“That is the U.K. variant,” said Mercer to the board. “We know that this particular variant is highly infectious and it is driving the predominant amount of cases we are seeing in all parts of Wellington-Guelph.”

Mercer said that percentage could rise if the variant’s growth in other areas with a largely unvaccinated population is any indication.

“If it’s 60 per cent it will very quickly move to 90 per cent,” she said.

The arrival of the variant is the cause of a dramatic rise in the number of cases, said Mercer. In previous waves the rise has happened over a much more gradual period, not the sudden rise experienced locally this week.

“In less than seven days we went from fewer than 40 cases per 100,000 to 108 on Wednesday,” said Mercer. “That’s almost three times the seven-day moving average for confirmed cases.”
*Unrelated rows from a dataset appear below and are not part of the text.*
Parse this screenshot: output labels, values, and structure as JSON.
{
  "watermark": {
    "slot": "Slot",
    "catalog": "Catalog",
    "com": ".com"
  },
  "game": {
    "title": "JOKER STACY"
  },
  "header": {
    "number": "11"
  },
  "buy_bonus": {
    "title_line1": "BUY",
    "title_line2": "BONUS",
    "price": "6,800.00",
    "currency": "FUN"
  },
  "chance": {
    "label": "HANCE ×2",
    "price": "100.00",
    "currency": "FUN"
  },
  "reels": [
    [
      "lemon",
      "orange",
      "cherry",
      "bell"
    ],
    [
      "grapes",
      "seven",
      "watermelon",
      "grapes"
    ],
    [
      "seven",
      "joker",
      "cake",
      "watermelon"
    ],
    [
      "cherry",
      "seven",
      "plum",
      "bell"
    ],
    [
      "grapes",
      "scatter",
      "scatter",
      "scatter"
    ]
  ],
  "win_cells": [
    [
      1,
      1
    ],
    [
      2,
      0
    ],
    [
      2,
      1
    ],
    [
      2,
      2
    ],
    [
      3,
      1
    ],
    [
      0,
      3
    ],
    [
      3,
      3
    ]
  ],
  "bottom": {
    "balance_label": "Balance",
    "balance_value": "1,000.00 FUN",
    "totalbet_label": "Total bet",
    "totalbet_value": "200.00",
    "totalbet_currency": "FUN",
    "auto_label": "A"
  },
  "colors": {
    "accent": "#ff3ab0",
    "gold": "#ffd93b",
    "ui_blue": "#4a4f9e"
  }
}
Test positivity has also tripled in the same period of time and the virus’ reproductive number is currently 1.43, the highest it has been locally since November.

“These are all extremely worrying trends,” said Mercer.
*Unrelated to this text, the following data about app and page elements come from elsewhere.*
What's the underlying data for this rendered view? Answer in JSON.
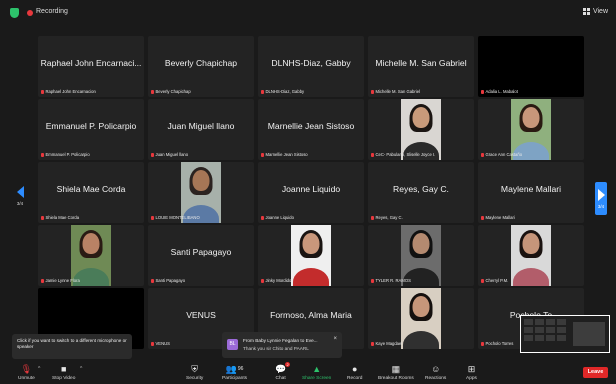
{
  "topbar": {
    "recording_label": "Recording",
    "view_label": "View"
  },
  "pagination": {
    "left_label": "3/4",
    "right_label": "3/4"
  },
  "tiles": [
    {
      "big": "Raphael John Encarnaci...",
      "name": "Raphael John Encarnacion",
      "type": "text"
    },
    {
      "big": "Beverly Chapichap",
      "name": "Beverly Chapichap",
      "type": "text"
    },
    {
      "big": "DLNHS-Diaz, Gabby",
      "name": "DLNHS-Diaz, Gabby",
      "type": "text"
    },
    {
      "big": "Michelle  M. San Gabriel",
      "name": "Michelle  M. San Gabriel",
      "type": "text"
    },
    {
      "big": "",
      "name": "Adalia L. Mabalot",
      "type": "black"
    },
    {
      "big": "Emmanuel P. Policarpio",
      "name": "Emmanuel P. Policarpio",
      "type": "text"
    },
    {
      "big": "Juan Miguel llano",
      "name": "Juan Miguel llano",
      "type": "text"
    },
    {
      "big": "Marnellie Jean Sistoso",
      "name": "Marnellie Jean Sistoso",
      "type": "text"
    },
    {
      "big": "",
      "name": "CeC- Pabulario, Sliselle Joyce I.",
      "type": "photo",
      "bg": "#d9d6d2",
      "skin": "#c99a7a",
      "hair": "#1b1512",
      "shirt": "#2a2a2a"
    },
    {
      "big": "",
      "name": "Grace Ann Castaño",
      "type": "photo",
      "bg": "#8fb07e",
      "skin": "#c8967a",
      "hair": "#2a1a12",
      "shirt": "#7ea3c4"
    },
    {
      "big": "Shiela Mae Corda",
      "name": "Shiela Mae Corda",
      "type": "text"
    },
    {
      "big": "",
      "name": "LOUIE MONTELIBANO",
      "type": "photo",
      "bg": "#a7b1aa",
      "skin": "#a67656",
      "hair": "#2b2320",
      "shirt": "#5b7aa5"
    },
    {
      "big": "Joanne Liquido",
      "name": "Joanne Liquido",
      "type": "text"
    },
    {
      "big": "Reyes, Gay C.",
      "name": "Reyes, Gay C.",
      "type": "text"
    },
    {
      "big": "Maylene Mallari",
      "name": "Maylene Mallari",
      "type": "text"
    },
    {
      "big": "",
      "name": "Jamie Lynne Flora",
      "type": "photo",
      "bg": "#6f8a55",
      "skin": "#b98265",
      "hair": "#2a1b14",
      "shirt": "#4a7c59"
    },
    {
      "big": "Santi Papagayo",
      "name": "Santi Papagayo",
      "type": "text"
    },
    {
      "big": "",
      "name": "Jinky  Mordido",
      "type": "photo",
      "bg": "#efefef",
      "skin": "#c9977b",
      "hair": "#1a1412",
      "shirt": "#c32c2c"
    },
    {
      "big": "",
      "name": "TYLER R. RAMOS",
      "type": "photo",
      "bg": "#6c6c6c",
      "skin": "#b48a70",
      "hair": "#111",
      "shirt": "#222"
    },
    {
      "big": "",
      "name": "Cherryl P.M.",
      "type": "photo",
      "bg": "#d9d9d9",
      "skin": "#c6957a",
      "hair": "#1a1210",
      "shirt": "#b25d6a"
    },
    {
      "big": "",
      "name": "",
      "type": "black"
    },
    {
      "big": "VENUS",
      "name": "VENUS",
      "type": "text"
    },
    {
      "big": "Formoso, Alma Maria",
      "name": "",
      "type": "text"
    },
    {
      "big": "",
      "name": "Kaye Magdael",
      "type": "photo",
      "bg": "#d8cfc2",
      "skin": "#c6967a",
      "hair": "#15100e",
      "shirt": "#303030"
    },
    {
      "big": "Pocholo To",
      "name": "Pocholo Torres",
      "type": "text"
    }
  ],
  "tooltip": {
    "text": "Click if you want to switch to a different microphone or speaker"
  },
  "chat_popup": {
    "avatar": "BL",
    "line1": "From Baby Lynnie Fegalan to Eve...",
    "line2": "Thank you sir Chito and PAARL"
  },
  "toolbar": {
    "unmute": "Unmute",
    "stop_video": "Stop Video",
    "security": "Security",
    "participants": "Participants",
    "participants_count": "96",
    "chat": "Chat",
    "chat_badge": "2",
    "share_screen": "Share Screen",
    "record": "Record",
    "breakout_rooms": "Breakout Rooms",
    "reactions": "Reactions",
    "apps": "Apps",
    "leave": "Leave"
  },
  "colors": {
    "accent": "#2d8cff",
    "share_green": "#2dc26b",
    "leave_red": "#e02828",
    "recording_red": "#e8383d"
  }
}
Guelph General Hospital has been impacted by the arrival of the variant both by the number of people now in ICU and the age of those patients.

“The average age at the peak of the second wave for people who were int he ICU was about 70. The average age for people up to this point in the third wave has dropped to 64,” said Mercer. “That is quite a dramatic drop and it could drop even further as we move into this wave.”

People in their 30s, 40s and 50s are now being seen more often in hospitals and ICUs across the province.

“In Toronto we have had children losing their parents — not their grandparents — their parents to COVID. That is something that is really important that we prevent as we try to stop the spread of COVID in our area so we can keep our families healthy and well,” she added.

Mercer said WDG Public Health is trying to get as many vaccines into the local population as fast as it can.

Pfizer, Moderna and AstraZeneca are all effective, even if the person has not yet received both shots, she said.

“Right now the single dose will prevent severe disease, hospitalization and death,” she said. “I am not telling you it won’t prevent people from potentially testing positive or having mild disease, but it’s going to prevent people from dying.”

As the variants change over time Mercer said it is likely that even fully vaccinated people will require a booster at some time in the future.

In April, WDG Public Health is expecting 7,020 doses of the Pfizer vaccine every week and a total of 5,000 doses of Moderna every two weeks.

To date, 93.5 per cent of people in the region aged 80-plus have been vaccinated, with 64.7 per cent of people aged 75 to 79 also having received at least one dose.

So far, Wellington-Dufferin-Guelph has administered more doses per 100,000 people at 21,094 than the Ontario (20,702) and Canadian (21,024) averages. 

Currently, 20 per cent of the eligible population in the region has received at least one dose of a vaccine, with a target of 75 per cent by June 2021.